Steve Bailey, Countrywide Financial Corp. chief executive for loan administration, told the Senate subcommittee in May that the reports of systematic excessive charges in bankruptcy or abuse of the process are inaccurate and contrary to Countrywide's goal to help borrowers avoid foreclosure.
Bank of America, which owns Countrywide, failed to get back with promised comment by press time.
"If you ask banks, they would say they are assessing charges that we are permitted under the loan documents," said Rudolph J. Di Massa Jr. of Duane Morris in Philadelphia, who represents creditors. "What needs to happen is banks need to pay more attention on an ad hoc basis," he said. He added there appears to be an appetite in Congress to do something, "but it is very politically charged." Di Massa warned that the possibility of more class actions is in the air, with more city and county governments thinking about going after lenders than ever before.

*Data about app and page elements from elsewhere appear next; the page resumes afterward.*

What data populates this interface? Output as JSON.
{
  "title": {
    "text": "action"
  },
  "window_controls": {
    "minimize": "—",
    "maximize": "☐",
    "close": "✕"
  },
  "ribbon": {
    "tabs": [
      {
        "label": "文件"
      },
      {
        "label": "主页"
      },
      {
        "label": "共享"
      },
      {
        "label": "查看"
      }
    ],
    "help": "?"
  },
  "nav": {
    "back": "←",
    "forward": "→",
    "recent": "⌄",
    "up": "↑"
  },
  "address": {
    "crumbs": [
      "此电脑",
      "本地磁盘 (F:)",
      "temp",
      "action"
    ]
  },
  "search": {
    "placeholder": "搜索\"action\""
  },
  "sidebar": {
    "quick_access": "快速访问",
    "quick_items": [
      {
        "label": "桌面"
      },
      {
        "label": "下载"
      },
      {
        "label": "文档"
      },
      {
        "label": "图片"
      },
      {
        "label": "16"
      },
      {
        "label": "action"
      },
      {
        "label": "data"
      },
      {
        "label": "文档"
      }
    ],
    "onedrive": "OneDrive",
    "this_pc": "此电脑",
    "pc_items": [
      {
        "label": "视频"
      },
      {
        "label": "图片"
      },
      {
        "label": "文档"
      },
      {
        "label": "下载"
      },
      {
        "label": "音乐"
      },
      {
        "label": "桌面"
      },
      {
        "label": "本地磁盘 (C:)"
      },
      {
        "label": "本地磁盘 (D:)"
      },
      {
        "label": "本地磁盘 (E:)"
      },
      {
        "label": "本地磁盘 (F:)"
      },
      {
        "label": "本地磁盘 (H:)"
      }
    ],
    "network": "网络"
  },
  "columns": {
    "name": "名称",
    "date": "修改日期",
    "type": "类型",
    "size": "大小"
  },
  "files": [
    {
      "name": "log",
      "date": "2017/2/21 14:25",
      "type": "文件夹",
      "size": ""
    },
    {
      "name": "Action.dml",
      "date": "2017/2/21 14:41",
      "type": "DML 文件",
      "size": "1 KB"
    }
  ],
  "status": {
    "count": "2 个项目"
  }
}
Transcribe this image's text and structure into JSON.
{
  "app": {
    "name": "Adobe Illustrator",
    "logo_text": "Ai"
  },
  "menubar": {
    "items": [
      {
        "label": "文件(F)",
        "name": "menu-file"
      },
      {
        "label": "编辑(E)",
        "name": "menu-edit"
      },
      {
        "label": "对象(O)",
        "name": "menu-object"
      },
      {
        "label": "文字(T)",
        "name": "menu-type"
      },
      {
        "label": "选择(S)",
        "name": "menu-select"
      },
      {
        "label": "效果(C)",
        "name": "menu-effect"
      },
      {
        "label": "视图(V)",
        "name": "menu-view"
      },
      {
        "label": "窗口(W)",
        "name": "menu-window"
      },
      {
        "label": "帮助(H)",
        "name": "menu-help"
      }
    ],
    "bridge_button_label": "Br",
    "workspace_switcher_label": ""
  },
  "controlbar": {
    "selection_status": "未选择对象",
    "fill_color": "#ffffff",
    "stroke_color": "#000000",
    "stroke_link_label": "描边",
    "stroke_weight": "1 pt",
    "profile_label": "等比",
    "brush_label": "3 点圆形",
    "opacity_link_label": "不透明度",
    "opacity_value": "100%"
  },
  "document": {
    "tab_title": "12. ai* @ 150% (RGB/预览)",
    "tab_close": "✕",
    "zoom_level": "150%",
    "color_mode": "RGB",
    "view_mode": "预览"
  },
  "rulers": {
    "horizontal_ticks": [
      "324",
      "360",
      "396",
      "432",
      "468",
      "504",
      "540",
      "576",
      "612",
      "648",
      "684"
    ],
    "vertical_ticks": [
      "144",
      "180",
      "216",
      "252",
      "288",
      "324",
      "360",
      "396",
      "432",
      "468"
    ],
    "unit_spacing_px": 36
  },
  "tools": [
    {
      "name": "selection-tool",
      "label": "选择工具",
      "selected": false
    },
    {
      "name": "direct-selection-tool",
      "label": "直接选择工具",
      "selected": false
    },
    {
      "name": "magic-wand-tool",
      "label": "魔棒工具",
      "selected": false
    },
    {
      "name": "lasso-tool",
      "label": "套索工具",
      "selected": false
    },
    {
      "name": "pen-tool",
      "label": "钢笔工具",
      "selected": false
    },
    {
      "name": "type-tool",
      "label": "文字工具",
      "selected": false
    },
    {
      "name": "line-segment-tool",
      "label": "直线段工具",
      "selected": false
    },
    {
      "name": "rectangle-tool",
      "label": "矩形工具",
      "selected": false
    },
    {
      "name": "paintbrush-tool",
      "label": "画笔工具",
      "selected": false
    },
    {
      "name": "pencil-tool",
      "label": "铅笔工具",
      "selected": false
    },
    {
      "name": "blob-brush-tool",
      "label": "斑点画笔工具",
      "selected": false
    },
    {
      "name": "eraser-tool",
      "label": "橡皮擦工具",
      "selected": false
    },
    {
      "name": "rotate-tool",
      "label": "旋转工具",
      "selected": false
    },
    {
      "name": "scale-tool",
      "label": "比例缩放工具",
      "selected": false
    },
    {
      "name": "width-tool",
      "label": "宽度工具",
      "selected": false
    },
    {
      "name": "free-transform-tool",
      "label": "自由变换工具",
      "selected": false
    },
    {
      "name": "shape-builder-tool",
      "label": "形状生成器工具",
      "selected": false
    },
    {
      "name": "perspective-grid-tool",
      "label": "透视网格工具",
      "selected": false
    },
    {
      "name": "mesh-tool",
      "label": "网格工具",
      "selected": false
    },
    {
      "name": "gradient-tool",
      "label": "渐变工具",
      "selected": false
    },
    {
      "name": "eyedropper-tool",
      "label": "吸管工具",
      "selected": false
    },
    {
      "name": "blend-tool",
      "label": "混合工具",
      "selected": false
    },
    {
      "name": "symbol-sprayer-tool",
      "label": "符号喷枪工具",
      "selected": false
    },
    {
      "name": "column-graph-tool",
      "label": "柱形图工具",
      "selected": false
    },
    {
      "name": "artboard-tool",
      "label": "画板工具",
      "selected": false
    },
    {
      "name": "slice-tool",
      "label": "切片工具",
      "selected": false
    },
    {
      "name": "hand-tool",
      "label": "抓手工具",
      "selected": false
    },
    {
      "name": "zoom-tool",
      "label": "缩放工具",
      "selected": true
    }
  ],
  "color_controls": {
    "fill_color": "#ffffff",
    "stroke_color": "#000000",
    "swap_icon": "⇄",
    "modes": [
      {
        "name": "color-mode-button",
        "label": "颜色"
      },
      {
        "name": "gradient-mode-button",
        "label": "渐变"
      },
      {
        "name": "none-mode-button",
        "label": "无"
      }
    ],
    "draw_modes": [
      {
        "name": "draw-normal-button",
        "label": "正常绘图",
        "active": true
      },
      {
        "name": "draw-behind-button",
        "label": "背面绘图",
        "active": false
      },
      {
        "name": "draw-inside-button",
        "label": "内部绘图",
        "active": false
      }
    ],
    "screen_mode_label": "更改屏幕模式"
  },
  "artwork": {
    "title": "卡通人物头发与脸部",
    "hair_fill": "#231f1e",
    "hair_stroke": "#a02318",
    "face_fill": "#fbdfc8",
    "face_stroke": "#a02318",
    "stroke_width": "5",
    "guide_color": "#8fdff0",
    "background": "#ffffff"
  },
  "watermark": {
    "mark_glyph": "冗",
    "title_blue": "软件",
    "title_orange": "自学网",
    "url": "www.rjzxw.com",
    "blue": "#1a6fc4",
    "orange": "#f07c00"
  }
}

The wave of sanctions imposed by bankruptcy judges have hit, among others, a Houston foreclosure law firm, Barrett Burke Wilson Castle Daffin & Frappier that was criticized in eight court opinions between 2003 and 2007, and received monetary sanctions in four of them, ranging from $2,500 to $75,000. Bruce Vincent, a spokesman for the firm, now renamed Barrett Daffin Frappier Turner & Engel, declined comment but cited a court transcript by Houston bankruptcy Judge Jeff Bohm, who has previously chastised the firm. Bohm said in March, "the recent performance that I've seen from some Barrett Burke attorneys in my courtroom has been much improved." He noted that the firm hired two of his former law partners and that his earlier criticisms represented "past history, not present day."
Another lawsuit alleges that Fidelity National Information Services Inc., one of the nation's largest mortgage servicers, allegedly received kickbacks from lawyers it hired to represent the firm in bankruptcy cases. Harris v. Fidelity National Information Services, No. C08-3014 (S.D. Texas). The suit claims Fidelity received a 25% to 50% kickback of fees it paid to the Mann & Stevens law firm in Houston for major filings in bankruptcy. June Mann of Houston's Mann & Stevens did not return calls for comment.
Michelle Kersch, senior vice president for communications at Lender Processing Services Inc., a recent spinoff of Fidelity, called the allegations "unfounded." She said, "Fidelity provides specific services for defined, flat fees. There is simply no fee splitting relationship between the attorneys and Fidelity."